- Increased overhead of managing multiple databases, ensuring data consistency, and constantly monitoring each microservice
- Microservice APIs are four times more vulnerable to security attacks
- The need for expertise and computing resources can be expensive
- Can be too slow and complicated for smaller companies that need to quickly implement and iterate
- A distributed environment needs tighter interface controls and high test coverage
(Learn more about common challenges with microservices.)
Now, let’s turn to serverless.
What is serverless?
The term serverless is often misleading: it implies there is no server involved.
What serverless actually means is that an organization does not need to invest in or maintain physical hardware. Instead, you rely on a trusted third-party to manage the maintenance of the physical infrastructure, including the server, network, storage, etc.
This approach lets your organization develop applications without needing to manage the underlying infrastructure. Popular third-party serverless platforms include:
Serverless includes two different perspectives:
- Function as a Service (FaaS). An evolved model that allows developers to run code module (functions) of an application on the fly, without getting concerned about the backend infrastructure or system requirements.
- Backend as a Service (BaaS). A model where the entire backend (database, storage, etc.) of a system is handled independently and offered as a service. This usually involves outsourcing backend services to a third-party for maintenance and management, leaving your organization to focus on developing your core functions.
Benefits of a serverless environment
- More focus on developing quality applications with quicker deployment
- Less time and expense spent on building, maintaining, and upgrading the underlying infrastructure
- Best suited for short and real-time processes that are client-heavy and are expected to grow
- Reduced costs in hiring database and server experts
- Multiple subscription-based pricing models for efficient budget projection
- Quick scalability—without affecting performance
- Responsibility and management of computing resources lies with the vendor, not you
Challenges of a serverless environment
- Commitment to long-term contracts with the managing third-party
- Business logic or technology changes can make transitioning to another vendor challenging
- Multi-tenant serverless platforms may introduce performance issues or bugs within a pooled platform if/when a neighboring tenant deploys faulty code
- Applications or functions that are inactive for a prolonged period may require a cold start to run, which takes added time and effort to initialize resources
Microservices vs serverless: which one is right for you?
Of course, there are advantages and disadvantages of both microservices and serverless architectures. Determining which architecture to go with comes down to analyzing your company’s business goals and product scope.

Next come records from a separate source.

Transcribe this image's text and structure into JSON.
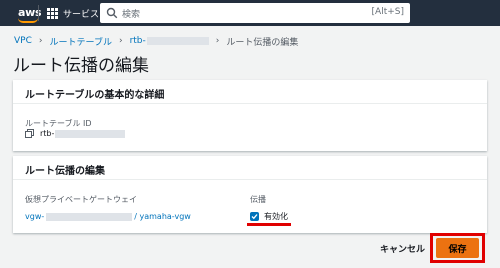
{
  "nav": {
    "logo_text": "aws",
    "services_label": "サービス",
    "search_placeholder": "検索",
    "search_shortcut": "[Alt+S]"
  },
  "breadcrumb": {
    "items": [
      "VPC",
      "ルートテーブル",
      "rtb-"
    ],
    "current": "ルート伝播の編集"
  },
  "page_title": "ルート伝播の編集",
  "panel_basic": {
    "title": "ルートテーブルの基本的な詳細",
    "route_table_id_label": "ルートテーブル ID",
    "route_table_id_value": "rtb-"
  },
  "panel_propagation": {
    "title": "ルート伝播の編集",
    "vgw_header": "仮想プライベートゲートウェイ",
    "propagation_header": "伝播",
    "vgw_prefix": "vgw-",
    "vgw_suffix": "/ yamaha-vgw",
    "checkbox_label": "有効化",
    "checkbox_checked": true
  },
  "actions": {
    "cancel": "キャンセル",
    "save": "保存"
  },
  "colors": {
    "nav_bg": "#232f3e",
    "link": "#0073bb",
    "primary": "#ec7211",
    "highlight": "#e00000"
  }
}
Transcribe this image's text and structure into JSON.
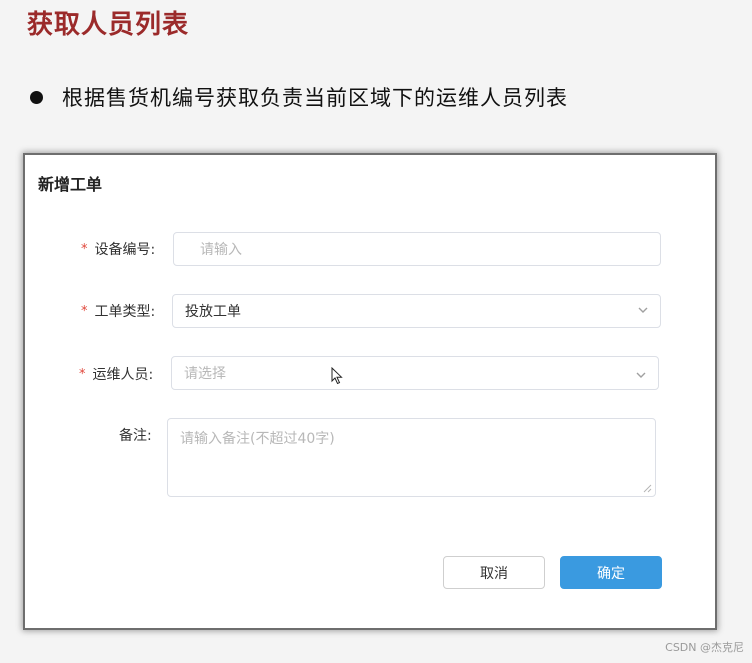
{
  "slide": {
    "title": "获取人员列表",
    "bullet": "根据售货机编号获取负责当前区域下的运维人员列表"
  },
  "dialog": {
    "title": "新增工单",
    "fields": {
      "device_code": {
        "required_mark": "*",
        "label": "设备编号:",
        "placeholder": "请输入"
      },
      "ticket_type": {
        "required_mark": "*",
        "label": "工单类型:",
        "value": "投放工单"
      },
      "staff": {
        "required_mark": "*",
        "label": "运维人员:",
        "placeholder": "请选择"
      },
      "remark": {
        "label": "备注:",
        "placeholder": "请输入备注(不超过40字)"
      }
    },
    "buttons": {
      "cancel": "取消",
      "confirm": "确定"
    }
  },
  "watermark": "CSDN @杰克尼",
  "colors": {
    "title_red": "#9b2a2a",
    "required_star": "#e0463a",
    "primary_button": "#3a9ae0"
  },
  "icons": [
    "chevron-down-icon",
    "textarea-resize-icon",
    "mouse-cursor-icon"
  ]
}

Ultimately, if cost and a quick deploy-to-market are priorities, then serverless is a good bet. However, if your organization intends to build a large, complex application where the product is expected to evolve and change, then microservices is a more practical option.
Alternatively, with the right team and effort, it is also possible to combine both these solutions within a single cloud-native instance.